The first slap

The first slap
This photo was taken the day after I was diagnosed, and it is my first bitch slap at cancer. I'm the one with the icepack symbolically placed on my boob. My teammates changed our team's uniform to pink at the last minute, and I came off the soccer field that night with one goal and a whole lot of love. Several of these women are my close friends, but they are all warriors, and they all helped me set the tone for this fight.

Sunday, June 15, 2014

Relay for Life with a One-Eyed Dammit Doll

As many of you know, I participated in the American Cancer Society's Relay for Life yesterday evening in Champaign. Actually, I didn't walk all night with a team, but I did walk the survivors' lap. Craig and Nate both joined in, walking the caregivers' lap with me after the survivors' lap (Evan was away at a soccer tournament). What an awesome event! It is definitely inspiring to see so many people working so hard to raise money for cancer research and support. I didn't even sign up for the event until last Wednesday. But within only two hours of signing up, friends and family had already donated over $300, and in end, I raised $1,200 (well over my initial goal of $200)! Thank you to all of you who donated or helped spread the word. And for those of you who would like to donate, but either didn't know about this or haven't yet had the chance, you can do so here:

To be honest, Nate was not very excited about being there. He was happy to do it, and understood the significance for me, but there wasn't a whole lot for an 11 year old kid to do there prior to the kick-off of the event at 6:00. Besides, he was missing the England-Italy world cup game! There were a few food vendors, and we could stroll around the tent sites of the different teams. Each team was selling something (typically food) to raise money for the ACS, and we found some cookies and brats to call dinner.

At one point, Nate said, "I wish they sold something other than food. They should be selling little dolls that represent cancer that you can stick needles into or something." I thought it wasn't a bad idea, and sure enough, after walking around a bit more, we came upon a team that was selling "Dammit Dolls." A Dammit Doll is designed to be whacked around while shouting "dammit!" when feeling frustrated or angry. Each one comes with a poem explaining its purpose (see photo lower right). Of course we had to buy one. I picked one with a pink ribbon, and then promptly stuffed in my purse as the survivors' lap was about to begin. And when we pulled it out a bit later, we noted that it was missing an eye. This gave it a sort of rough and tumble look, arguably more appropriate for its intended use (see photo at left)

A particular highlight of the event for me was meeting a woman with a diagnosis virtually identical to mine, but who is a few weeks ahead of me in treatment.
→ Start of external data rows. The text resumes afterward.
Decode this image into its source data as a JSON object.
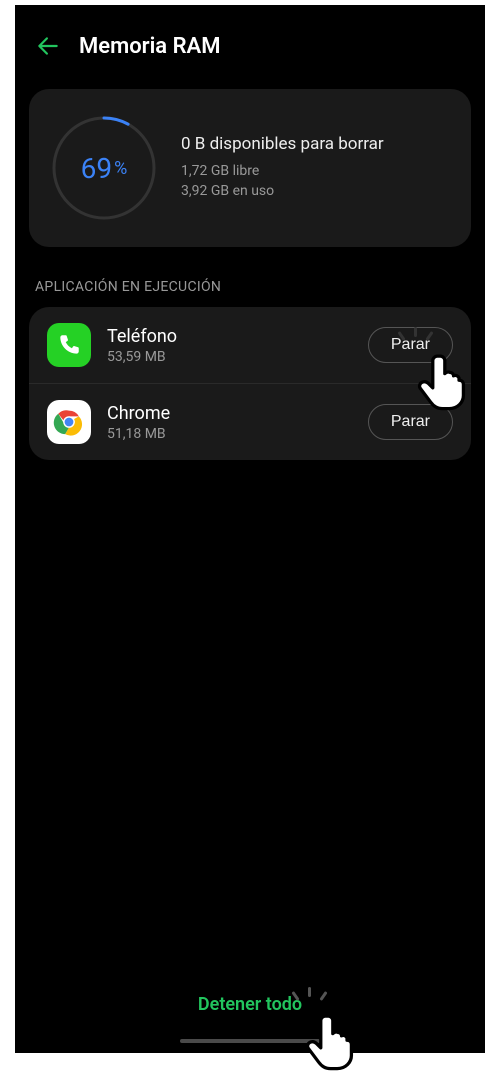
{
  "header": {
    "title": "Memoria RAM"
  },
  "ram": {
    "percent_value": "69",
    "percent_suffix": "%",
    "arc_fraction": 0.08,
    "available_title": "0 B disponibles para borrar",
    "free": "1,72 GB libre",
    "used": "3,92 GB en uso"
  },
  "section_header": "APLICACIÓN EN EJECUCIÓN",
  "apps": [
    {
      "name": "Teléfono",
      "size": "53,59 MB",
      "button": "Parar",
      "icon": "phone"
    },
    {
      "name": "Chrome",
      "size": "51,18 MB",
      "button": "Parar",
      "icon": "chrome"
    }
  ],
  "stop_all": "Detener todo"
}
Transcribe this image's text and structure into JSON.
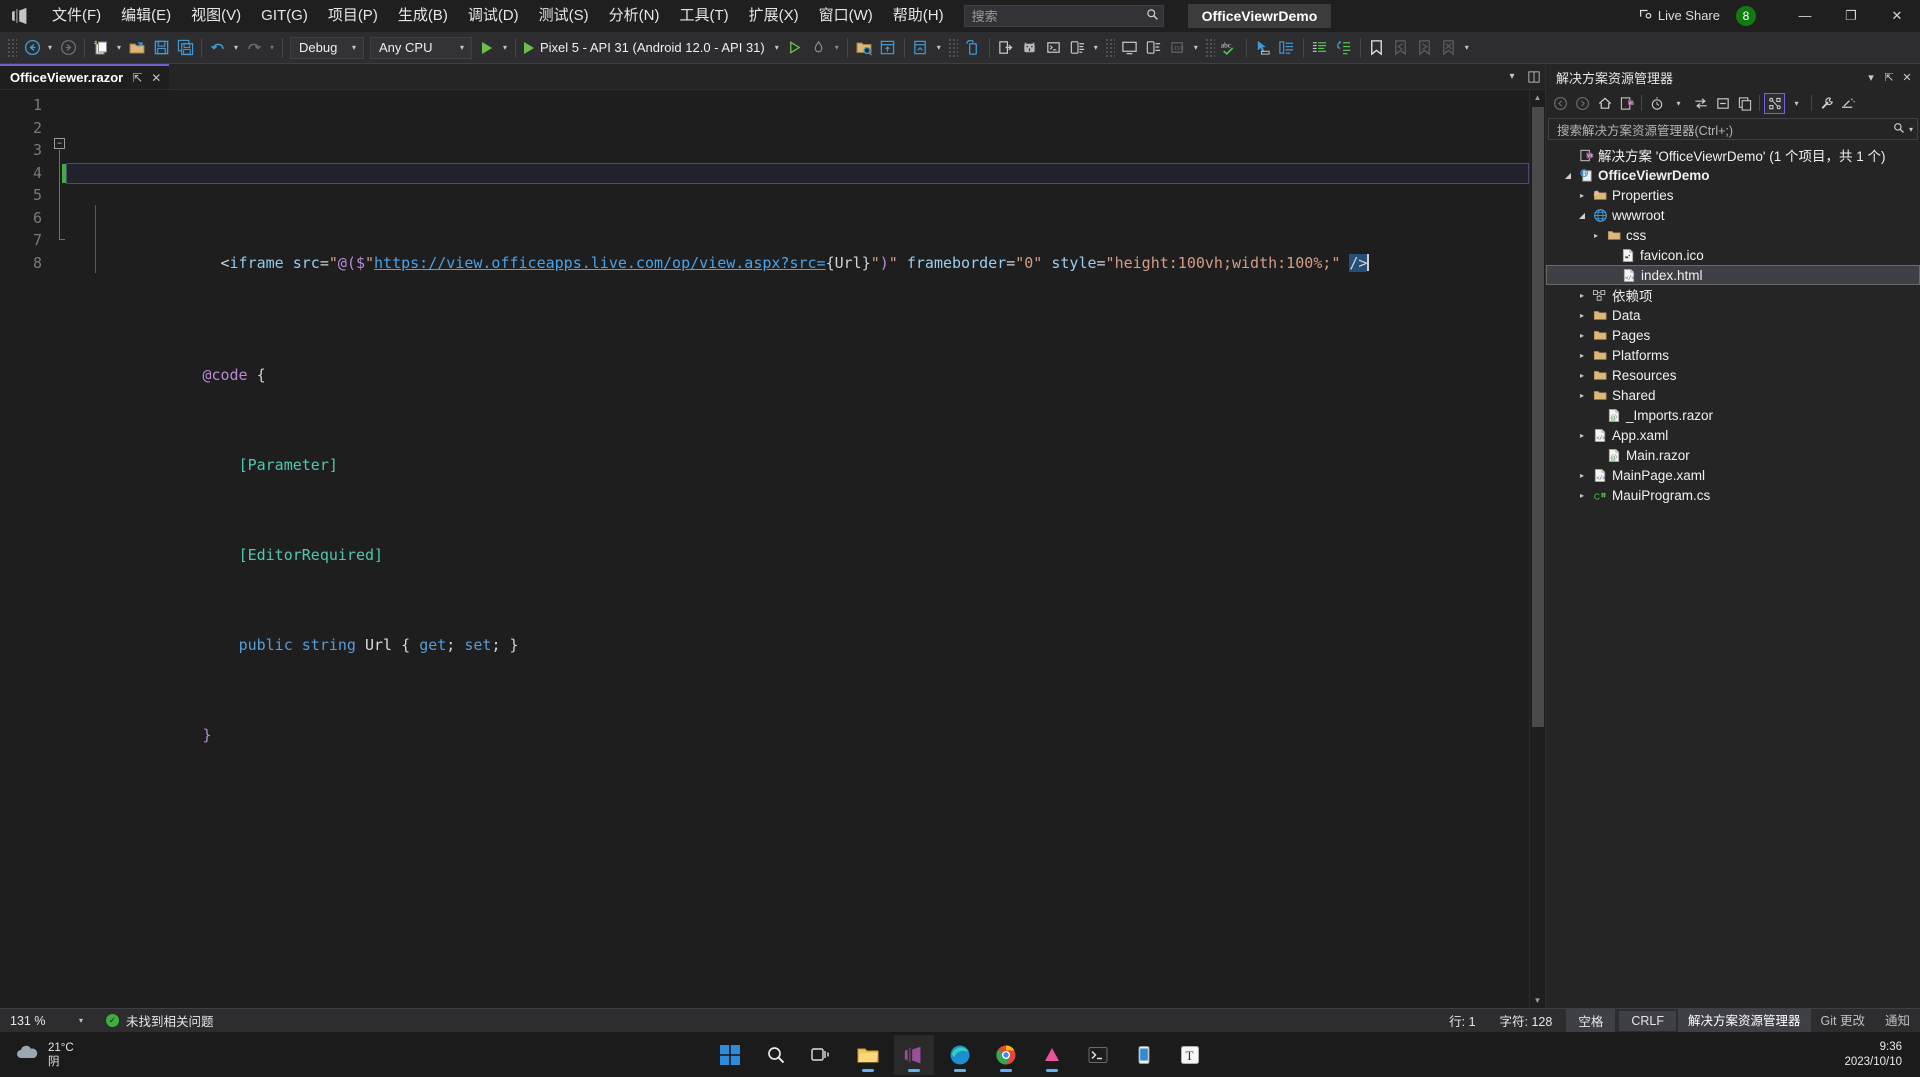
{
  "titlebar": {
    "logo_icon": "visual-studio-logo",
    "menus": [
      {
        "label": "文件(F)"
      },
      {
        "label": "编辑(E)"
      },
      {
        "label": "视图(V)"
      },
      {
        "label": "GIT(G)"
      },
      {
        "label": "项目(P)"
      },
      {
        "label": "生成(B)"
      },
      {
        "label": "调试(D)"
      },
      {
        "label": "测试(S)"
      },
      {
        "label": "分析(N)"
      },
      {
        "label": "工具(T)"
      },
      {
        "label": "扩展(X)"
      },
      {
        "label": "窗口(W)"
      },
      {
        "label": "帮助(H)"
      }
    ],
    "search": {
      "placeholder": "搜索",
      "value": "",
      "icon": "search-icon"
    },
    "title": "OfficeViewrDemo",
    "live_share": "Live Share",
    "notification_count": "8",
    "minimize": "—",
    "maximize": "❐",
    "close": "✕"
  },
  "toolbar": {
    "nav_back_icon": "navigate-back-icon",
    "nav_forward_icon": "navigate-forward-icon",
    "new_item_icon": "new-item-icon",
    "open_file_icon": "open-file-icon",
    "save_icon": "save-icon",
    "save_all_icon": "save-all-icon",
    "undo_icon": "undo-icon",
    "redo_icon": "redo-icon",
    "configuration": "Debug",
    "platform": "Any CPU",
    "run_target": "Pixel 5 - API 31 (Android 12.0 - API 31)",
    "start_icon": "start-debug-icon",
    "start_without_debug_icon": "start-without-debugging-icon",
    "hot_reload_icon": "hot-reload-icon",
    "dropdown_caret": "▾"
  },
  "editor": {
    "tab": {
      "label": "OfficeViewer.razor",
      "pin_icon": "pin-icon",
      "close_icon": "close-icon"
    },
    "line_numbers": [
      "1",
      "2",
      "3",
      "4",
      "5",
      "6",
      "7",
      "8"
    ],
    "code_lines": [
      "<iframe src=\"@($\"https://view.officeapps.live.com/op/view.aspx?src={Url}\")\" frameborder=\"0\" style=\"height:100vh;width:100%;\" />",
      "",
      "@code {",
      "    [Parameter]",
      "    [EditorRequired]",
      "    public string Url { get; set; }",
      "}",
      ""
    ],
    "code_tokens": {
      "l1": {
        "open_angle": "<",
        "tag": "iframe",
        "attr_src": "src",
        "eq": "=",
        "quote": "\"",
        "razor_at_paren": "@($",
        "str_quote": "\"",
        "url": "https://view.officeapps.live.com/op/view.aspx?src=",
        "interp": "{Url}",
        "close_str": "\"",
        "close_paren": ")",
        "attr_frameborder": "frameborder",
        "val_zero": "\"0\"",
        "attr_style": "style",
        "val_style": "\"height:100vh;width:100%;\"",
        "self_close": "/>"
      },
      "l3": {
        "razor": "@code",
        "brace": "{"
      },
      "l4": {
        "attribute": "[Parameter]"
      },
      "l5": {
        "attribute": "[EditorRequired]"
      },
      "l6": {
        "kw_public": "public",
        "kw_string": "string",
        "ident": "Url",
        "open": "{",
        "get": "get",
        "semi1": ";",
        "set": "set",
        "semi2": ";",
        "close": "}"
      },
      "l7": {
        "brace": "}"
      }
    },
    "fold_marker": "−"
  },
  "solution_explorer": {
    "title": "解决方案资源管理器",
    "header_buttons": {
      "dropdown": "▾",
      "pin": "pin-icon",
      "close": "✕"
    },
    "toolbar_icons": [
      "back-icon",
      "forward-icon",
      "home-icon",
      "solution-view-icon",
      "pending-changes-icon",
      "caret-icon",
      "sync-with-active-document-icon",
      "collapse-all-icon",
      "properties-window-icon",
      "show-all-files-icon",
      "caret2-icon",
      "wrench-icon",
      "preview-selected-items-icon"
    ],
    "search": {
      "placeholder": "搜索解决方案资源管理器(Ctrl+;)",
      "value": "",
      "icon": "search-icon",
      "caret": "▾"
    },
    "tree": [
      {
        "label": "解决方案 'OfficeViewrDemo' (1 个项目，共 1 个)",
        "indent": 0,
        "twisty": "",
        "icon": "solution-icon",
        "bold": false,
        "selected": false
      },
      {
        "label": "OfficeViewrDemo",
        "indent": 1,
        "twisty": "▾",
        "icon": "project-web-icon",
        "bold": true,
        "selected": false
      },
      {
        "label": "Properties",
        "indent": 2,
        "twisty": "▸",
        "icon": "properties-folder-icon",
        "bold": false,
        "selected": false
      },
      {
        "label": "wwwroot",
        "indent": 2,
        "twisty": "▾",
        "icon": "wwwroot-globe-icon",
        "bold": false,
        "selected": false
      },
      {
        "label": "css",
        "indent": 3,
        "twisty": "▸",
        "icon": "folder-icon",
        "bold": false,
        "selected": false
      },
      {
        "label": "favicon.ico",
        "indent": 4,
        "twisty": "",
        "icon": "image-file-icon",
        "bold": false,
        "selected": false
      },
      {
        "label": "index.html",
        "indent": 4,
        "twisty": "",
        "icon": "html-file-icon",
        "bold": false,
        "selected": true
      },
      {
        "label": "依赖项",
        "indent": 2,
        "twisty": "▸",
        "icon": "dependencies-icon",
        "bold": false,
        "selected": false
      },
      {
        "label": "Data",
        "indent": 2,
        "twisty": "▸",
        "icon": "folder-icon",
        "bold": false,
        "selected": false
      },
      {
        "label": "Pages",
        "indent": 2,
        "twisty": "▸",
        "icon": "folder-icon",
        "bold": false,
        "selected": false
      },
      {
        "label": "Platforms",
        "indent": 2,
        "twisty": "▸",
        "icon": "folder-icon",
        "bold": false,
        "selected": false
      },
      {
        "label": "Resources",
        "indent": 2,
        "twisty": "▸",
        "icon": "folder-icon",
        "bold": false,
        "selected": false
      },
      {
        "label": "Shared",
        "indent": 2,
        "twisty": "▸",
        "icon": "folder-icon",
        "bold": false,
        "selected": false
      },
      {
        "label": "_Imports.razor",
        "indent": 3,
        "twisty": "",
        "icon": "razor-file-icon",
        "bold": false,
        "selected": false
      },
      {
        "label": "App.xaml",
        "indent": 2,
        "twisty": "▸",
        "icon": "xaml-file-icon",
        "bold": false,
        "selected": false
      },
      {
        "label": "Main.razor",
        "indent": 3,
        "twisty": "",
        "icon": "razor-file-icon",
        "bold": false,
        "selected": false
      },
      {
        "label": "MainPage.xaml",
        "indent": 2,
        "twisty": "▸",
        "icon": "xaml-file-icon",
        "bold": false,
        "selected": false
      },
      {
        "label": "MauiProgram.cs",
        "indent": 2,
        "twisty": "▸",
        "icon": "csharp-file-icon",
        "bold": false,
        "selected": false
      }
    ]
  },
  "statusbar": {
    "zoom": "131 %",
    "zoom_caret": "▾",
    "diagnostics": "未找到相关问题",
    "diagnostics_icon": "check-circle-icon",
    "line": "行: 1",
    "column": "字符: 128",
    "indent": "空格",
    "eol": "CRLF",
    "tabs": [
      {
        "label": "解决方案资源管理器",
        "active": true
      },
      {
        "label": "Git 更改",
        "active": false
      },
      {
        "label": "通知",
        "active": false
      }
    ]
  },
  "taskbar": {
    "weather_temp": "21°C",
    "weather_desc": "阴",
    "weather_icon": "cloud-icon",
    "items": [
      {
        "name": "start-button",
        "icon": "windows-logo",
        "running": false
      },
      {
        "name": "search-taskbar",
        "icon": "search-icon",
        "running": false
      },
      {
        "name": "task-view",
        "icon": "task-view-icon",
        "running": false
      },
      {
        "name": "file-explorer",
        "icon": "folder-icon",
        "running": true
      },
      {
        "name": "visual-studio",
        "icon": "visual-studio-icon",
        "running": true,
        "active": true
      },
      {
        "name": "edge-browser",
        "icon": "edge-icon",
        "running": true
      },
      {
        "name": "chrome-browser",
        "icon": "chrome-icon",
        "running": true
      },
      {
        "name": "app-pink",
        "icon": "pink-app-icon",
        "running": true
      },
      {
        "name": "terminal",
        "icon": "terminal-icon",
        "running": false
      },
      {
        "name": "phone-link",
        "icon": "phone-icon",
        "running": false
      },
      {
        "name": "typora",
        "icon": "typora-icon",
        "running": false
      }
    ],
    "clock_time": "9:36",
    "clock_date": "2023/10/10"
  }
}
I actually recognized her from the chemo suite, and it turns out that our treatments have been identical. I swear, I just gravitated toward her, as I realized that it was the first time I've actually talked with someone going through exactly what I've gone through at the same time. It was incredibly therapeutic to talk with her and to share stories. And what's more, her head hair is beginning to grow back! The only hair I've had growing back so far is my leg hair and my nose hair. I'll take it I guess, but it's not exactly the regrowth I was hoping for at this point.

Anyway, I've posted a couple more photos from Relay for Life below. And here is a link to the Champaign-Urbana's newspaper's online photo gallery from the event, which includes one of me and Nate ringing the Survivor Bell together:

1 comment:

To comment, be sure to select an ID under "comment as." Anonymous works for those who don't want to comment using their Google, Yahoo, or other ID.